(Dataset records)
= Beginning of Section =

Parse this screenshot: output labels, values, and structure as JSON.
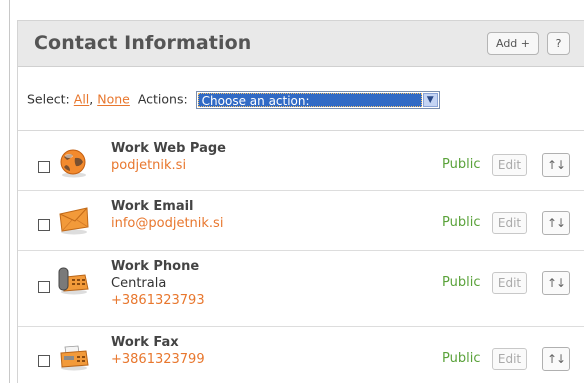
{
  "panel": {
    "title": "Contact Information",
    "add_label": "Add +",
    "help_label": "?"
  },
  "selectbar": {
    "select_label": "Select:",
    "all_label": "All",
    "separator": ",",
    "none_label": "None",
    "actions_label": "Actions:",
    "action_value": "Choose an action:"
  },
  "items": [
    {
      "name": "Work Web Page",
      "lines": [
        "podjetnik.si"
      ],
      "visibility": "Public",
      "edit_label": "Edit",
      "sort_label": "↑↓",
      "icon": "globe-icon"
    },
    {
      "name": "Work Email",
      "lines": [
        "info@podjetnik.si"
      ],
      "visibility": "Public",
      "edit_label": "Edit",
      "sort_label": "↑↓",
      "icon": "envelope-icon"
    },
    {
      "name": "Work Phone",
      "lines": [
        "Centrala",
        "+3861323793"
      ],
      "visibility": "Public",
      "edit_label": "Edit",
      "sort_label": "↑↓",
      "icon": "phone-icon"
    },
    {
      "name": "Work Fax",
      "lines": [
        "+3861323799"
      ],
      "visibility": "Public",
      "edit_label": "Edit",
      "sort_label": "↑↓",
      "icon": "fax-icon"
    }
  ],
  "colors": {
    "accent_orange": "#e8772e",
    "public_green": "#5aa23a",
    "selection_blue": "#316ac5"
  }
}
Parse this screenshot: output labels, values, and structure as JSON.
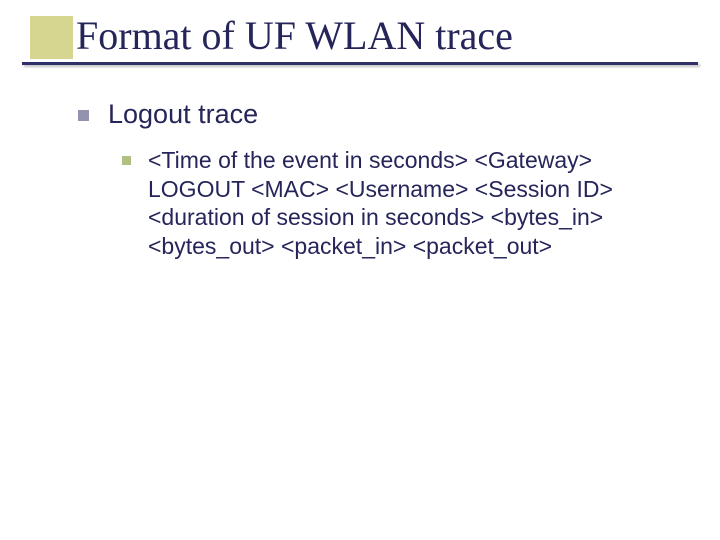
{
  "slide": {
    "title": "Format of UF WLAN trace",
    "level1": "Logout trace",
    "level2": "<Time of the event in seconds>  <Gateway>  LOGOUT  <MAC>  <Username> <Session ID> <duration of session in seconds> <bytes_in> <bytes_out> <packet_in> <packet_out>"
  }
}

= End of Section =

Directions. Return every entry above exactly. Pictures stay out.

Completed task.
Parse this screenshot: output labels, values, and structure as JSON.
{
  "panel": {
    "title": "Contact Information",
    "add_label": "Add +",
    "help_label": "?"
  },
  "selectbar": {
    "select_label": "Select:",
    "all_label": "All",
    "separator": ",",
    "none_label": "None",
    "actions_label": "Actions:",
    "action_value": "Choose an action:"
  },
  "items": [
    {
      "name": "Work Web Page",
      "lines": [
        "podjetnik.si"
      ],
      "visibility": "Public",
      "edit_label": "Edit",
      "sort_label": "↑↓",
      "icon": "globe-icon"
    },
    {
      "name": "Work Email",
      "lines": [
        "info@podjetnik.si"
      ],
      "visibility": "Public",
      "edit_label": "Edit",
      "sort_label": "↑↓",
      "icon": "envelope-icon"
    },
    {
      "name": "Work Phone",
      "lines": [
        "Centrala",
        "+3861323793"
      ],
      "visibility": "Public",
      "edit_label": "Edit",
      "sort_label": "↑↓",
      "icon": "phone-icon"
    },
    {
      "name": "Work Fax",
      "lines": [
        "+3861323799"
      ],
      "visibility": "Public",
      "edit_label": "Edit",
      "sort_label": "↑↓",
      "icon": "fax-icon"
    }
  ],
  "colors": {
    "accent_orange": "#e8772e",
    "public_green": "#5aa23a",
    "selection_blue": "#316ac5"
  }
}
Parse this screenshot: output labels, values, and structure as JSON.
{
  "slide": {
    "title": "Format of UF WLAN trace",
    "level1": "Logout trace",
    "level2": "<Time of the event in seconds>  <Gateway>  LOGOUT  <MAC>  <Username> <Session ID> <duration of session in seconds> <bytes_in> <bytes_out> <packet_in> <packet_out>"
  }
}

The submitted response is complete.